- What is the difference between ‘race’ and ‘ethnicity’?
- What are the main sources of data we might use to examine ethnic differences in offending patterns?
- What is meant by a ‘racist incident’?
- What are the main barriers to increasing minority representation in the police?
- What is meant by ‘available population’ in relation to stop and search?
- What is meant by the phrase ‘over-policed and under-protected’?
Chapter 33 – Gender, Crime and Justice
- What are the main differences in the pattern of male and female offending?
- Do men and women tend to give different reasons when explaining their offending?
- Why might levels of female offending be rising?
- Why might the cautioning rates for women be higher than those for men?

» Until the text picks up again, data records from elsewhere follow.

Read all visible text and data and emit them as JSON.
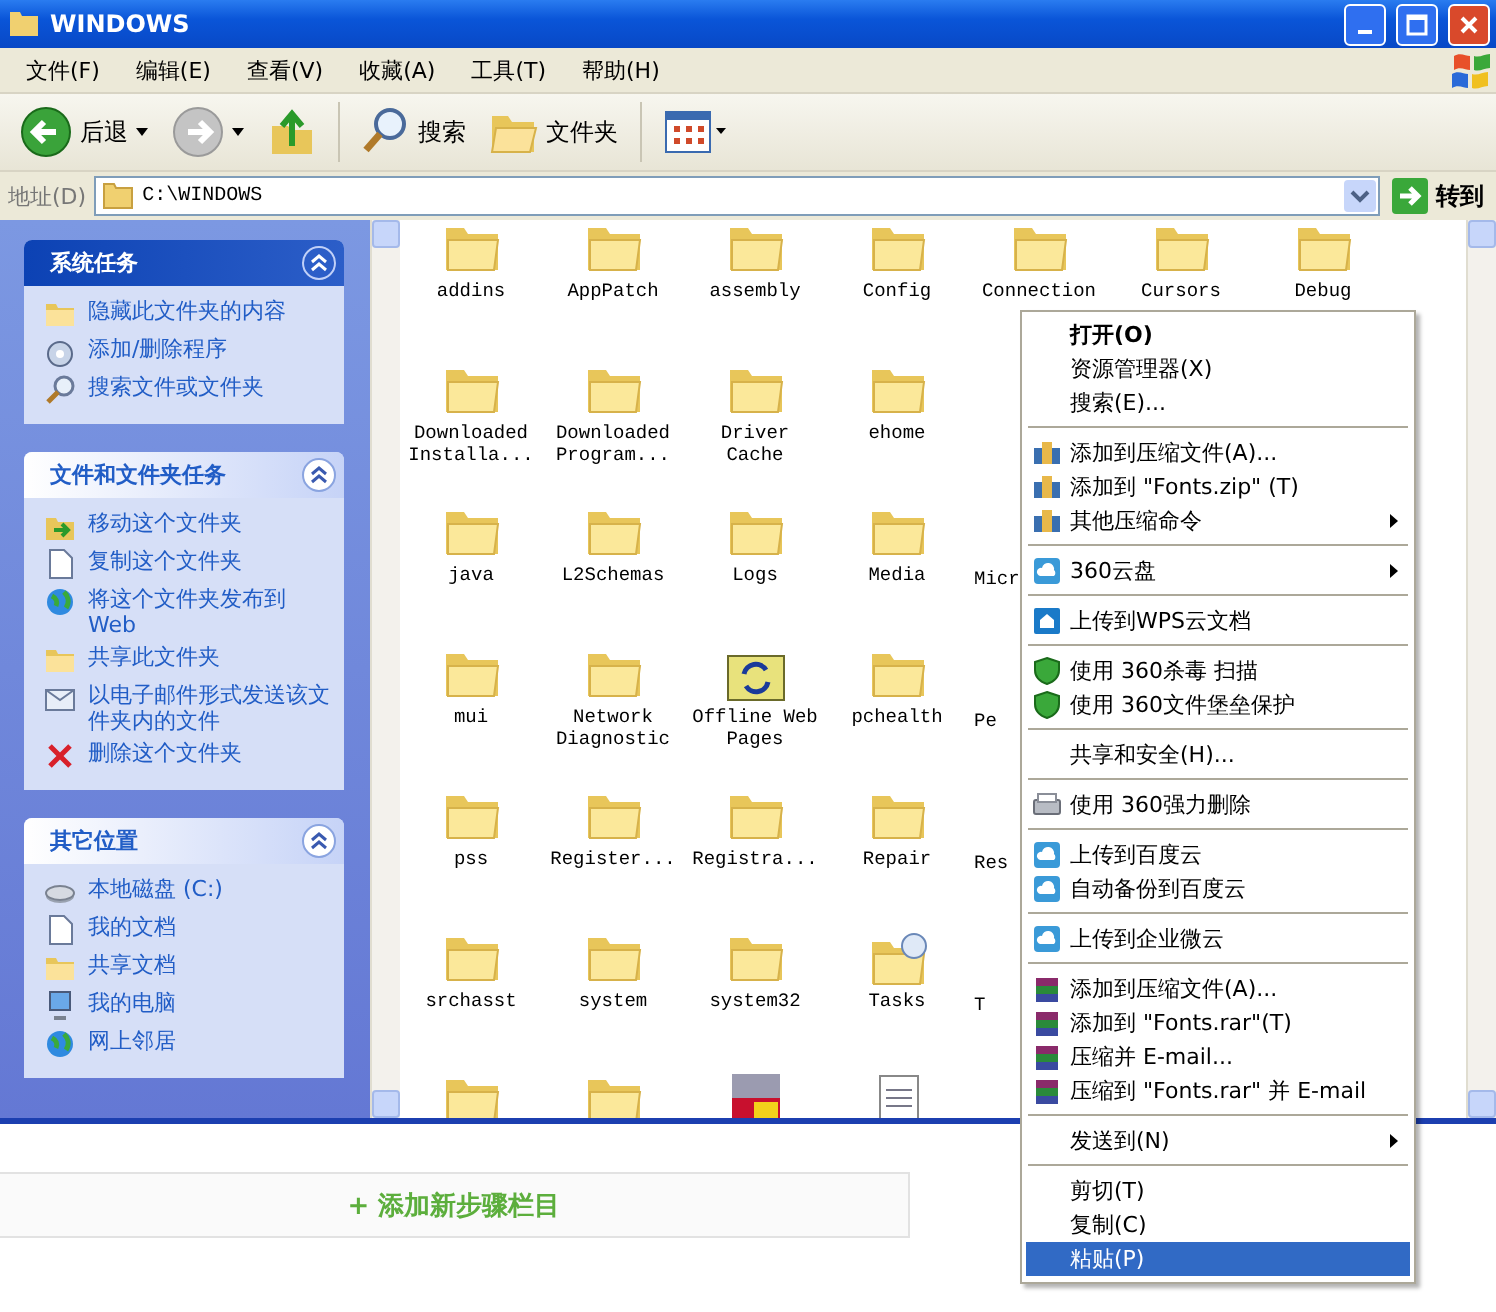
{
  "window": {
    "title": "WINDOWS"
  },
  "menu_bar": [
    "文件(F)",
    "编辑(E)",
    "查看(V)",
    "收藏(A)",
    "工具(T)",
    "帮助(H)"
  ],
  "toolbar": [
    {
      "kind": "back",
      "label": "后退"
    },
    {
      "kind": "forward"
    },
    {
      "kind": "up"
    },
    {
      "kind": "search",
      "label": "搜索"
    },
    {
      "kind": "folders",
      "label": "文件夹"
    },
    {
      "kind": "views"
    }
  ],
  "address_bar": {
    "label": "地址(D)",
    "value": "C:\\WINDOWS",
    "go_label": "转到"
  },
  "task_pane": [
    {
      "title": "系统任务",
      "selected": true,
      "items": [
        {
          "label": "隐藏此文件夹的内容",
          "kind": "folder"
        },
        {
          "label": "添加/删除程序",
          "kind": "cd"
        },
        {
          "label": "搜索文件或文件夹",
          "kind": "search"
        }
      ]
    },
    {
      "title": "文件和文件夹任务",
      "selected": false,
      "items": [
        {
          "label": "移动这个文件夹",
          "kind": "move"
        },
        {
          "label": "复制这个文件夹",
          "kind": "page"
        },
        {
          "label": "将这个文件夹发布到 Web",
          "kind": "globe"
        },
        {
          "label": "共享此文件夹",
          "kind": "folder"
        },
        {
          "label": "以电子邮件形式发送该文件夹内的文件",
          "kind": "mail"
        },
        {
          "label": "删除这个文件夹",
          "kind": "delete"
        }
      ]
    },
    {
      "title": "其它位置",
      "selected": false,
      "items": [
        {
          "label": "本地磁盘 (C:)",
          "kind": "disk"
        },
        {
          "label": "我的文档",
          "kind": "page"
        },
        {
          "label": "共享文档",
          "kind": "folder"
        },
        {
          "label": "我的电脑",
          "kind": "computer"
        },
        {
          "label": "网上邻居",
          "kind": "globe"
        }
      ]
    }
  ],
  "files": [
    [
      {
        "name": "addins",
        "kind": "folder"
      },
      {
        "name": "AppPatch",
        "kind": "folder"
      },
      {
        "name": "assembly",
        "kind": "folder"
      },
      {
        "name": "Config",
        "kind": "folder"
      },
      {
        "name": "Connection",
        "kind": "folder"
      },
      {
        "name": "Cursors",
        "kind": "folder"
      },
      {
        "name": "Debug",
        "kind": "folder"
      }
    ],
    [
      {
        "name": "Downloaded Installa...",
        "kind": "folder"
      },
      {
        "name": "Downloaded Program...",
        "kind": "folder"
      },
      {
        "name": "Driver Cache",
        "kind": "folder"
      },
      {
        "name": "ehome",
        "kind": "folder"
      }
    ],
    [
      {
        "name": "java",
        "kind": "folder"
      },
      {
        "name": "L2Schemas",
        "kind": "folder"
      },
      {
        "name": "Logs",
        "kind": "folder"
      },
      {
        "name": "Media",
        "kind": "folder"
      },
      {
        "name": "Micr"
      }
    ],
    [
      {
        "name": "mui",
        "kind": "folder"
      },
      {
        "name": "Network Diagnostic",
        "kind": "folder"
      },
      {
        "name": "Offline Web Pages",
        "kind": "offline"
      },
      {
        "name": "pchealth",
        "kind": "folder"
      },
      {
        "name": "Pe"
      }
    ],
    [
      {
        "name": "pss",
        "kind": "folder"
      },
      {
        "name": "Register...",
        "kind": "folder"
      },
      {
        "name": "Registra...",
        "kind": "folder"
      },
      {
        "name": "Repair",
        "kind": "folder"
      },
      {
        "name": "Res"
      }
    ],
    [
      {
        "name": "srchasst",
        "kind": "folder"
      },
      {
        "name": "system",
        "kind": "folder"
      },
      {
        "name": "system32",
        "kind": "folder"
      },
      {
        "name": "Tasks",
        "kind": "tasks"
      },
      {
        "name": "T"
      }
    ],
    [
      {
        "kind": "folder"
      },
      {
        "kind": "folder"
      },
      {
        "kind": "setup"
      },
      {
        "kind": "text"
      }
    ]
  ],
  "context_menu": [
    {
      "kind": "plain",
      "label": "打开(O)",
      "bold": true
    },
    {
      "kind": "plain",
      "label": "资源管理器(X)"
    },
    {
      "kind": "plain",
      "label": "搜索(E)..."
    },
    {
      "kind": "separator"
    },
    {
      "kind": "zip",
      "label": "添加到压缩文件(A)..."
    },
    {
      "kind": "zip",
      "label": "添加到 \"Fonts.zip\" (T)"
    },
    {
      "kind": "zip",
      "label": "其他压缩命令",
      "submenu": true
    },
    {
      "kind": "separator"
    },
    {
      "kind": "cloud",
      "label": "360云盘",
      "submenu": true
    },
    {
      "kind": "separator"
    },
    {
      "kind": "wps",
      "label": "上传到WPS云文档"
    },
    {
      "kind": "separator"
    },
    {
      "kind": "shield",
      "label": "使用 360杀毒 扫描"
    },
    {
      "kind": "shield",
      "label": "使用 360文件堡垒保护"
    },
    {
      "kind": "separator"
    },
    {
      "kind": "plain",
      "label": "共享和安全(H)..."
    },
    {
      "kind": "separator"
    },
    {
      "kind": "shredder",
      "label": "使用 360强力删除"
    },
    {
      "kind": "separator"
    },
    {
      "kind": "cloud",
      "label": "上传到百度云"
    },
    {
      "kind": "cloud",
      "label": "自动备份到百度云"
    },
    {
      "kind": "separator"
    },
    {
      "kind": "cloud",
      "label": "上传到企业微云"
    },
    {
      "kind": "separator"
    },
    {
      "kind": "rar",
      "label": "添加到压缩文件(A)..."
    },
    {
      "kind": "rar",
      "label": "添加到 \"Fonts.rar\"(T)"
    },
    {
      "kind": "rar",
      "label": "压缩并 E-mail..."
    },
    {
      "kind": "rar",
      "label": "压缩到 \"Fonts.rar\" 并 E-mail"
    },
    {
      "kind": "separator"
    },
    {
      "kind": "plain",
      "label": "发送到(N)",
      "submenu": true
    },
    {
      "kind": "separator"
    },
    {
      "kind": "plain",
      "label": "剪切(T)"
    },
    {
      "kind": "plain",
      "label": "复制(C)"
    },
    {
      "kind": "plain",
      "label": "粘贴(P)",
      "selected": true
    }
  ],
  "add_step_button": "+ 添加新步骤栏目"
}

- Given that, historically, imprisonment rates for women have been lower than for men, why should we be concerned about women’s imprisonment?
- Why are women’s imprisonment rates increasing?

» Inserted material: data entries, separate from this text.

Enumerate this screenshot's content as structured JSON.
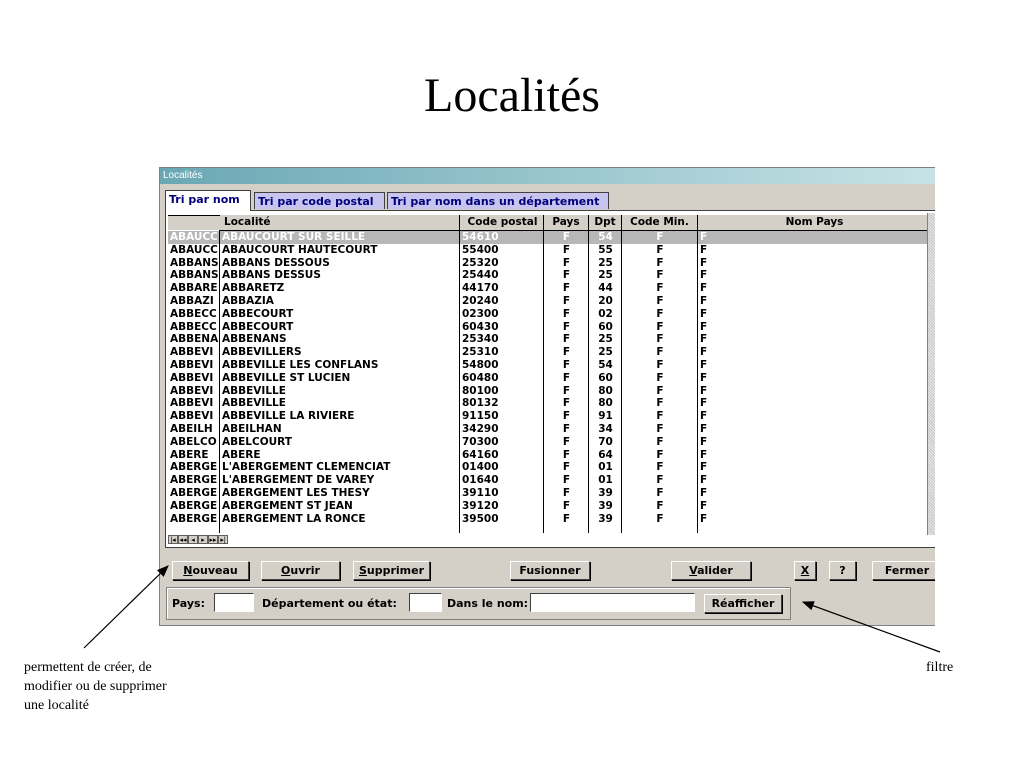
{
  "slide": {
    "title": "Localités",
    "annotation_left": [
      "permettent de créer, de",
      "modifier ou de supprimer",
      "une localité"
    ],
    "annotation_right": "filtre"
  },
  "window": {
    "title": "Localités",
    "tabs": [
      "Tri par nom",
      "Tri par code postal",
      "Tri par nom dans un département"
    ],
    "columns": [
      "",
      "Localité",
      "Code postal",
      "Pays",
      "Dpt",
      "Code Min.",
      "Nom Pays"
    ],
    "rows": [
      [
        "ABAUCC",
        "ABAUCOURT SUR SEILLE",
        "54610",
        "F",
        "54",
        "F",
        "F"
      ],
      [
        "ABAUCC",
        "ABAUCOURT HAUTECOURT",
        "55400",
        "F",
        "55",
        "F",
        "F"
      ],
      [
        "ABBANS",
        "ABBANS DESSOUS",
        "25320",
        "F",
        "25",
        "F",
        "F"
      ],
      [
        "ABBANS",
        "ABBANS DESSUS",
        "25440",
        "F",
        "25",
        "F",
        "F"
      ],
      [
        "ABBARE",
        "ABBARETZ",
        "44170",
        "F",
        "44",
        "F",
        "F"
      ],
      [
        "ABBAZI",
        "ABBAZIA",
        "20240",
        "F",
        "20",
        "F",
        "F"
      ],
      [
        "ABBECC",
        "ABBECOURT",
        "02300",
        "F",
        "02",
        "F",
        "F"
      ],
      [
        "ABBECC",
        "ABBECOURT",
        "60430",
        "F",
        "60",
        "F",
        "F"
      ],
      [
        "ABBENA",
        "ABBENANS",
        "25340",
        "F",
        "25",
        "F",
        "F"
      ],
      [
        "ABBEVI",
        "ABBEVILLERS",
        "25310",
        "F",
        "25",
        "F",
        "F"
      ],
      [
        "ABBEVI",
        "ABBEVILLE LES CONFLANS",
        "54800",
        "F",
        "54",
        "F",
        "F"
      ],
      [
        "ABBEVI",
        "ABBEVILLE ST LUCIEN",
        "60480",
        "F",
        "60",
        "F",
        "F"
      ],
      [
        "ABBEVI",
        "ABBEVILLE",
        "80100",
        "F",
        "80",
        "F",
        "F"
      ],
      [
        "ABBEVI",
        "ABBEVILLE",
        "80132",
        "F",
        "80",
        "F",
        "F"
      ],
      [
        "ABBEVI",
        "ABBEVILLE LA RIVIERE",
        "91150",
        "F",
        "91",
        "F",
        "F"
      ],
      [
        "ABEILH",
        "ABEILHAN",
        "34290",
        "F",
        "34",
        "F",
        "F"
      ],
      [
        "ABELCO",
        "ABELCOURT",
        "70300",
        "F",
        "70",
        "F",
        "F"
      ],
      [
        "ABERE",
        "ABERE",
        "64160",
        "F",
        "64",
        "F",
        "F"
      ],
      [
        "ABERGE",
        "L'ABERGEMENT CLEMENCIAT",
        "01400",
        "F",
        "01",
        "F",
        "F"
      ],
      [
        "ABERGE",
        "L'ABERGEMENT DE VAREY",
        "01640",
        "F",
        "01",
        "F",
        "F"
      ],
      [
        "ABERGE",
        "ABERGEMENT LES THESY",
        "39110",
        "F",
        "39",
        "F",
        "F"
      ],
      [
        "ABERGE",
        "ABERGEMENT ST JEAN",
        "39120",
        "F",
        "39",
        "F",
        "F"
      ],
      [
        "ABERGE",
        "ABERGEMENT LA RONCE",
        "39500",
        "F",
        "39",
        "F",
        "F"
      ]
    ],
    "buttons": {
      "nouveau": {
        "key": "N",
        "rest": "ouveau"
      },
      "ouvrir": {
        "key": "O",
        "rest": "uvrir"
      },
      "supprimer": {
        "key": "S",
        "rest": "upprimer"
      },
      "fusionner": "Fusionner",
      "valider": {
        "key": "V",
        "rest": "alider"
      },
      "close": "X",
      "help": "?",
      "fermer": "Fermer"
    },
    "filter": {
      "pays_label": "Pays:",
      "pays_value": "",
      "dept_label": "Département ou état:",
      "dept_value": "",
      "nom_label": "Dans le nom:",
      "nom_value": "",
      "refresh": "Réafficher"
    }
  },
  "colors": {
    "selected_row": "#b7b7b7",
    "tab_inactive": "#c8c4f0",
    "tab_text": "#00007a",
    "titlebar_start": "#6aa7b4"
  }
}
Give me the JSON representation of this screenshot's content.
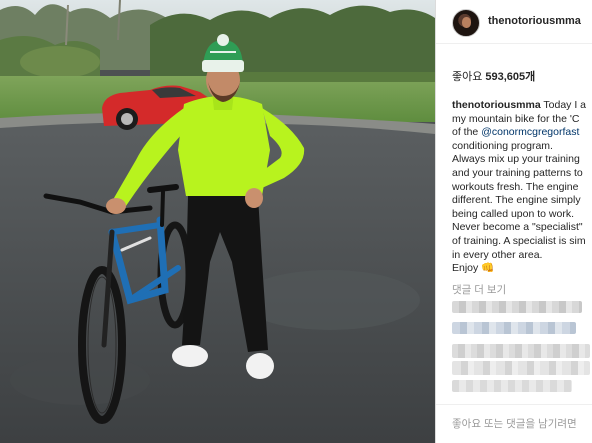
{
  "post": {
    "username": "thenotoriousmma",
    "likes_label": "좋아요",
    "likes_count": "593,605개",
    "caption": {
      "author": "thenotoriousmma",
      "line1": "Today I a",
      "line2": "my mountain bike for the 'C",
      "line3_pre": "of the",
      "mention": "@conormcgregorfast",
      "line4": "conditioning program.",
      "line5": "Always mix up your training",
      "line6": "and your training patterns to",
      "line7": "workouts fresh. The engine",
      "line8": "different. The engine simply",
      "line9": "being called upon to work.",
      "line10": "Never become a \"specialist\"",
      "line11": "of training. A specialist is sim",
      "line12": "in every other area.",
      "line13": "Enjoy",
      "emoji": "👊"
    },
    "more_comments": "댓글 더 보기",
    "comment_placeholder": "좋아요 또는 댓글을 남기려면"
  },
  "colors": {
    "mention": "#003569",
    "muted": "#999999",
    "text": "#262626",
    "jacket": "#b8f31e",
    "bike_frame": "#1f6fb5",
    "car": "#d42a2a"
  },
  "icons": {
    "avatar": "profile-avatar",
    "emoji": "fist-bump-emoji"
  }
}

- What are the two main approaches to understanding women’s experiences of criminal justice?
- What are the main ways of understanding levels of fear of crime among women?

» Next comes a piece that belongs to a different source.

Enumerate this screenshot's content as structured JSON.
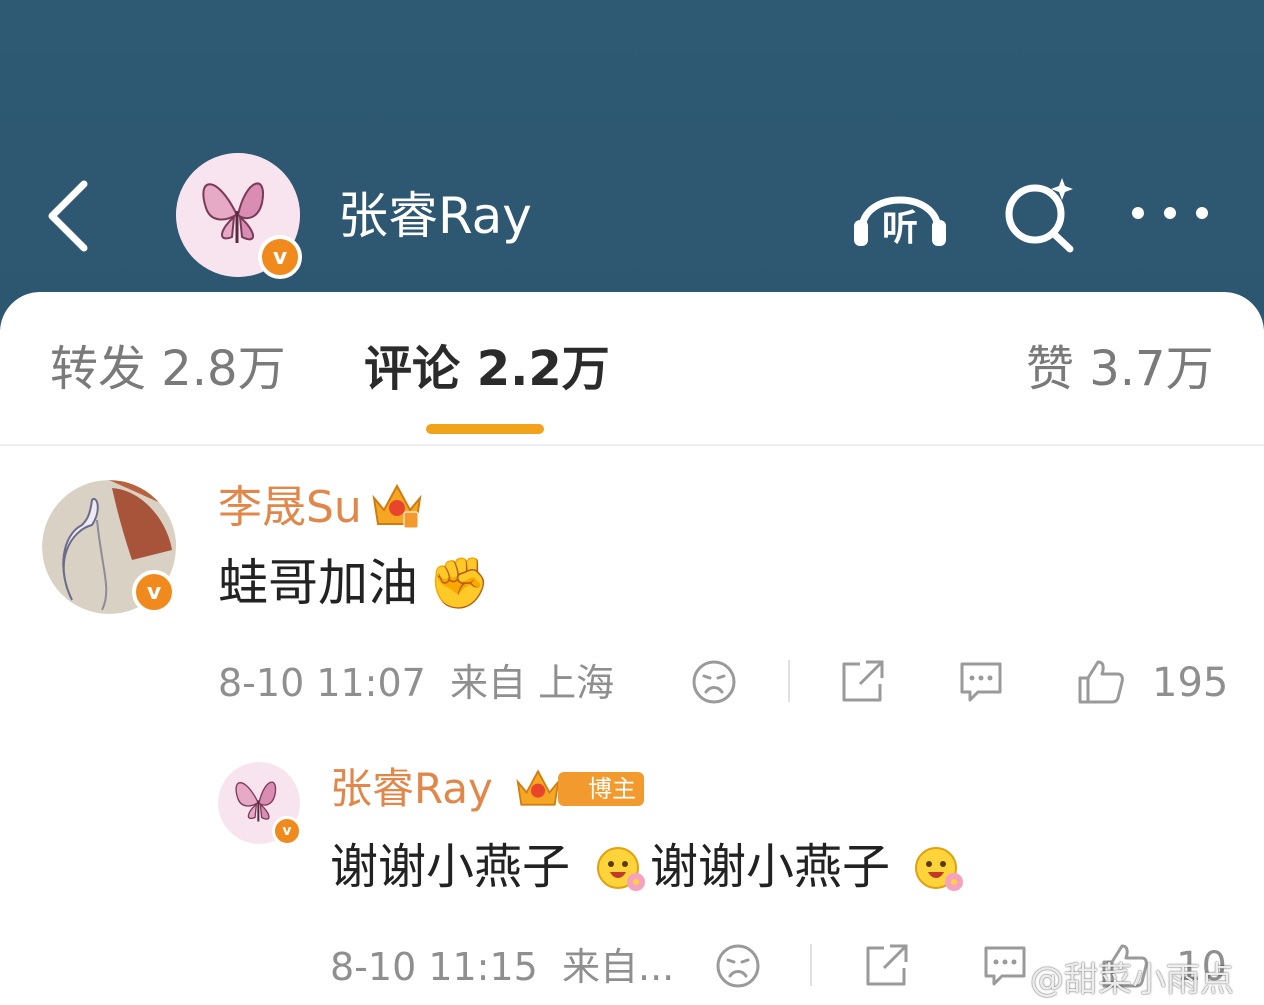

- What have been the main policy changes in the policing of sexual violence against women?
- How might high levels of attrition in rape cases be understood?
Chapter 34 – Criminal and Forensic Psychology
- What are ‘risk’ and ‘protective factors’?
- What are the main categories of risk factors?
- In what ways, as Laub and Sampson argue, might historical time and geographic place be crucial for understanding lives in their full complexity?
- What are the differences between ‘adolescence-limited’ and ‘life-course persistent’ offenders?
- What are the main differences between Sampson and Laub’s, Moffitt’s and Farrington’s theories?
- What are the possible links between mental disorder and crime?
- What are the main differences between ‘statistical profiling’ and the FBI’s approach?
- What is ‘investigative interviewing’?
- What are the main models for understanding confessions?
- How does a polygraph work?
- How might ‘cognitive load’ help one distinguish someone lying from someone telling the truth?
- What are the three main stages involved in understanding the process of remembering information?
- How can vulnerable witnesses be protected?
- What is ‘scientific jury selection’?
- What are the basic facets of cognitive behavioural approaches to treatment?
Chapter 35 – Green Criminology
- How might we set out the general features of ‘green criminology’?
- Why are discussions of ‘neo-liberalism’, ‘globalisation’ and ‘risk’ relevant to the field of green criminology?
- What is ‘environmental harm’?
Chapter 36 – Globalisation, Terrorism and Human Rights
- What are the main characteristics of globalisation?
- What is meant by ‘criminalisation’ in the context of migration?
- What are the main characteristics of terrorism?
- What are the main differences between ‘old’ and ‘new’ wars?
- What types of activity are classified as ‘state crime’?
- What is meant by the term ‘genocide’?
- What are we referring to when we talk of ‘war crimes’?
- Not all human rights are absolute. What are the other two main forms of rights in the Human Rights Act?
- What are the main neutralisation techniques in relation to human rights abuses?
- What are the advantages and disadvantages of truth commissions?
Chapter 37 – Understanding Criminological Research
- For what types of research might you select primarily quantitative methods?
- For what types of research might you select primarily qualitative methods?
- What are the differences between ‘open’ and ‘closed’ questions?
- What is a leading question? Why are leading questions problematic in the context of research?
- What are the main differences between structured, semi-structured and unstructured interviews?
- What are the main differences between probability and non-probability sampling?
- What is quota sampling and where might it be used?
- What is the difference between numerical and categorical data?
- What is the primary difference between experimental and quasi-experimental methods?
Chapter 38 – Doing Criminological Research
- How does ‘the party’ scenario help you test whether or not you have a researchable question?
- Why is it important to carry out a literature review?
- What steps are involved in hypothetico-deductive theory?
- What are the three central limitations of grounded theory?
- What are ‘gatekeepers’ in the research process?